"I guess the year was 1996. We were in Fayetteville, NC. at a Monday Night Raw. It was just a normal Monday. I was hanging around the arena killing time before the show started, minding my own business when Michael P.S. Hayes came up to me and said “Hey, Kid…You got a minute? I wanna show you something”. I said “Sure” and followed him to the ring. As we walked he started explaining to me that he had maybe come up with a better finishing move for me than the one I was using at the time. I had been using the Million Dollar Dream, H.O.F’er Ted DiBiase’s old finish that I had been given when I first came into WWF, with Ted as my manager. It had been a great finisher for Ted, and it was working well for me too, but I needed something a little more explosive that fit my personality. Michael explained that Johnny ‘Ace’ Laurinaitus had been using a version of the this finish in Japan with great success." - Steve Austin
"I needed some type of setup maneuver ala Jake “The Snake” Robert’s signature short arm clothesline that he delivered before unleashing one of the most devastating finishers of all time…The DDT. An easy, and quick solution to this was the kick to the gut, which perfectly set the victim into an effective ‘ready position’. Not only was the kick effective as a weapon to neutralize my opponent, it was also a visual ‘signal’ to the crowd that the Stunner was next…Or was it? Any kind of curveball could be worked into the equation at that point, but from a storytelling standpoint, the Stunner was ‘supposed’ to happen next." - Steve Austin
Austin’s entrance theme started with the sound of glass breaking; his entire persona was brash, a metaphorical kick to the gut.
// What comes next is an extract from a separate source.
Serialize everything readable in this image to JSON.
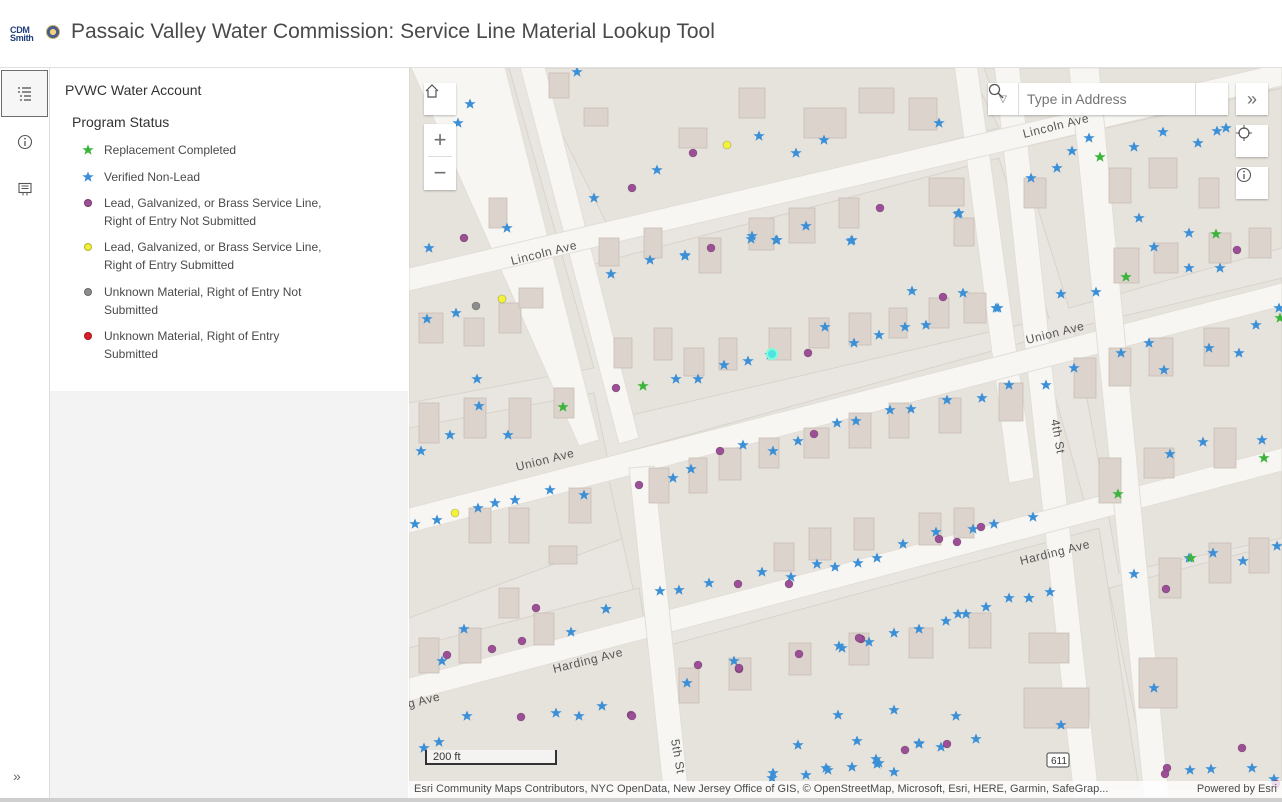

The Stunner was a perfect representation of him, and of all the things that have ever been great about wrestling.
The stunner was used as by the most popular performer in wrestling’s history, during the industries peak period from the late 90’s known as the attitude era, where weekly shows were regularly watched by almost four times as many people as today.
At the time, wrestling was at the forefront of popular culture in the US with children regularly ignoring the ‘don’t try this at home’ mantra to debilitate their classmates with their version of the Stone Cold Stunner.
For fans who grew up watching the attitude era and the supposed glory days of wrestling in the late 90’s, the stunner will always be synonymous with destruction, victories and a certain level of cool.
Today, while glancing through rose-tinted spectacles we regularly overlook the bad sides of this period and ignore the racism, sexism and homophobia that was prevalent back then.
One thing that nobody can deny about the 90’s is that there is no need to view the period with rose-tinted glasses to appreciate Stone Cold Steve Austin and his iconic stunner.